WASHINGTON — The U.S. Space Force on May 11 issued three requests for industry proposals on technologies that the military will need to reach space and to operate spacecraft in orbit.
The Space and Missile Systems Center’s Launch Enterprise is seeking proposals for next-generation rocket engine testing, launch vehicle upper stage enhancements, and capabilities to maneuver in space. Proposals are due June 10.
The projects will be co-funded by the government and the private sector under “other transaction authority” agreements managed by SMC’s Space Enterprise Consortium (SpEC).
“SMC intends to partner with industry to invest in next generation rocket engine testing, upper stage resiliency enhancements, and orbital transfer and maneuver capabilities,” Col. Rob Bongiovi, director of SMC’s Launch Enterprise, said May 11 in a statement.
Bongiovi said these projects will deliver technologies for the next phase of the National Security Space Launch program. The Space Force last year selected United Launch Alliance and SpaceX as its launch providers for the next five years under NSSL Phase 2. SMC wants to start pushing the development of next-generation space transportation technologies in preparation for Phase 3.
The plan is to “accelerate development of transformational space access capabilities and make them available for future NSSL procurement contracts,” Bongiovi said. “We are eager to work with SpEC to maximize acquisition flexibility and speed to award the next generation rocket engine testing and upper stage resiliency enhancements by September 2021 and the orbital transfer and maneuver capabilities in early 2022.”
Col. Tim Sejba, SMC’s program executive officer for space development, said these are the first of many projects that will be overseen by SpEC. “Over the next 12 months, we expect to release 11 projects with a cumulative value exceeding $1.5 billion,” said Sejba.

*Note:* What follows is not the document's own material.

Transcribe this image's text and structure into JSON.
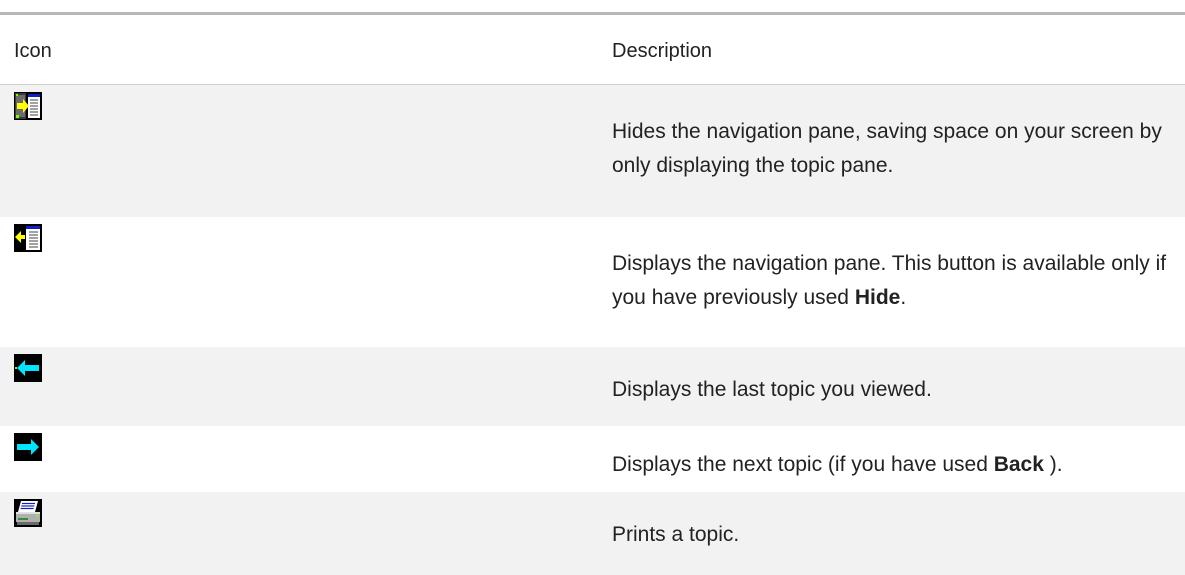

SpEC was created by the Air Force in 2017 to attract startups and commercial companies from the space industry to bid on military projects. More than 500 member companies compete for contracts to develop prototypes that are co-funded by the government and the contractors. Other transaction authority OTA) deals move faster than traditional government contracts and require established defense contractors to partner with startups ad commercial suppliers.